 Eligibility

  •  Demonstrate exceptional financial need by filing out the Free Application for Federal Student Aid (FAFSA)
  • Meet Financial Aid eligibility requirements from the school they are attending
  • Enroll at least half time in a degree program

 Loan Repayment

 With the Perkins Loan, the school is the lender in which repayments for that loan will be made to the school or the school’s loan servicer. If students are attending school at least half-time, one will have nine months after they graduate, leave school, or drop below half-time status before beginning repayment. If attending less than half-time, check with the school to find out how long the grace period will be. If a payment is late or if a payment is less than full, one might have to pay a late charge plus any collection costs.

Consolidation

If a borrower is graduating and entering repayment on their Federal Perkins loan, or if one has already entered repayment, a Consolidation Loan can attempt to ease the burden of loan payments. Loan consolidation provides benefits such as low fixed interest rates, a longer repayment period, and a single monthly payment to one lender.

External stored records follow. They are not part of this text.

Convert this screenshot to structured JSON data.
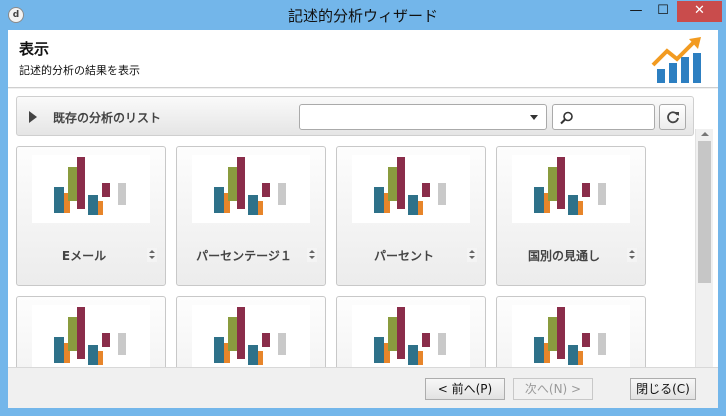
{
  "window": {
    "title": "記述的分析ウィザード",
    "app_icon": "d",
    "minimize": "—",
    "maximize": "☐",
    "close": "✕"
  },
  "header": {
    "title": "表示",
    "subtitle": "記述的分析の結果を表示",
    "logo_icon": "chart-growth-icon"
  },
  "list": {
    "label": "既存の分析のリスト",
    "dropdown_value": "",
    "search_value": ""
  },
  "cards": [
    {
      "label": "Eメール"
    },
    {
      "label": "パーセンテージ１"
    },
    {
      "label": "パーセント"
    },
    {
      "label": "国別の見通し"
    },
    {
      "label": ""
    },
    {
      "label": ""
    },
    {
      "label": ""
    },
    {
      "label": ""
    }
  ],
  "footer": {
    "prev": "< 前へ(P)",
    "next": "次へ(N) >",
    "close": "閉じる(C)"
  },
  "colors": {
    "window_frame": "#73b6ea",
    "close_button": "#c94c4c",
    "bar_teal": "#2e7189",
    "bar_orange": "#e7852a",
    "bar_olive": "#8a9c3f",
    "bar_maroon": "#8a2d4a",
    "logo_blue": "#2d7fc1",
    "logo_orange": "#f29b21"
  }
}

However, depending upon the borrower’s specific circumstances, a consolidation loan may or may not be right for them.

For information regarding consolidation of loans, visit: https://loanconsolidation.ed.gov/AppEntry/apply-online/appindex.jsp

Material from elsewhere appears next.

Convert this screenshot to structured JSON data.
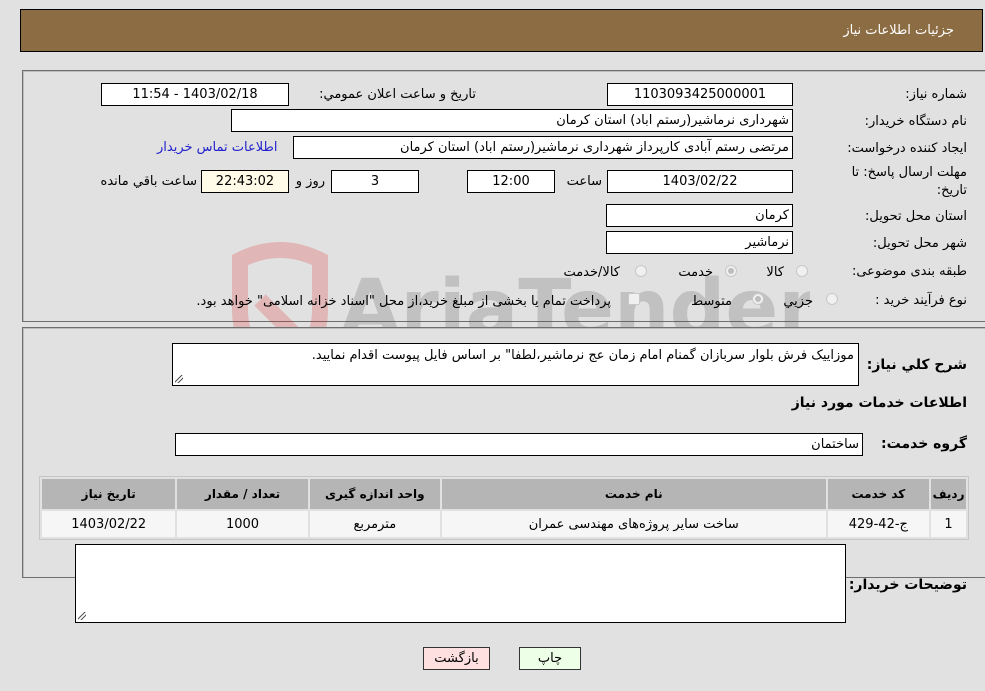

Private Loans

Private student loans (also known as alternative loans) are non-federal loans, made by  a lender such as a bank, credit union or state agency.  Federal student loans include many benefits (such as fixed rates and income repayment plans) not typically offered with private loans.  In contrast, private loans are generally more expensive than Federal student loans.  Private loans may be obtained in addition to the Federal student loans.  A student should NEVER consider borrowing from private loan program until they have exhausted all their Federal Loan options first.

Dependent Undergraduate students applying for private loan financing with a parental cosigner are advised to first investigate the options offered by the Federal PLUS program before applying for an private loan. A detailed comparison between the PLUS and Private loan programs can be viewed here - Direct Loan Comparison Worksheet.

PRIVATE EDUCATION LOAN APPLICANT SELF-CERTICATION FORM AND FAU COST OF ATTENDANCE.

Due the enactment of new regulations (Title X - Private Student Loan Transparency and Improvement Act of 2008), a student applying for a private educational loan is required to complete the Private Education Loan Applicant Self-Certification Form. This form must be submitted directly to the lender. To complete this form, information regarding FAU cost of attendance must be provided. Information regarding the total cost of attendance at FAU can be found here.

SOME FACTORS TO BE CONSIDERED WHEN COMPARING PRIVATE LOAN PRODUCTS
  • Focus on the APR.
  • Have an idea of what rate you will qualify for BEFORE you apply.
  • Ask about interest capitalization
  • Ask about borrower benefits
  • Compare rates from different lenders

REMEMBER TO ONLY BORROW WHAT YOU NEED!

Short Term Advance

Click here to review the Terms and Conditions.

A University monetary advance available to degree-seeking students enrolled at least half-time at FAU for assistance with purchasing textbooks, emergency funds relating to educational expenses and unanticipated living expenses until the disbursement of financial aid. Keep in mind that the Short Term Advance is NOT a source to assist with paying your tuition and other related fees.

Maximum loan amount is $750 with a non-refundable processing of $7.50 assessed. Students must meet additional eligibility criteria.

To access the online Short Term Advance Application:

  1. Log on to MyFAU
  2. Click on the "Money Matters!" tab
  3. Click on the "Short Term Advance Application" link

To determine if your Short Term Advance has been received/approved:

  1. Log on to MyFAU
  2. Click on the "Money Matters!" tab
  3. Click on the "View My Financial Aid Information" link
  4. Click on the "Short Term Advance Status" link (For Informational Purposes ONLY)

NOTE:  Remember the first disbursement of the Short Term Advance will occur approximately at least three (3) BUSINESS days before the start of each semester, if the student meets all eligibility criteria (date is subject to change without notice).

 

 Last Modified 12/8/14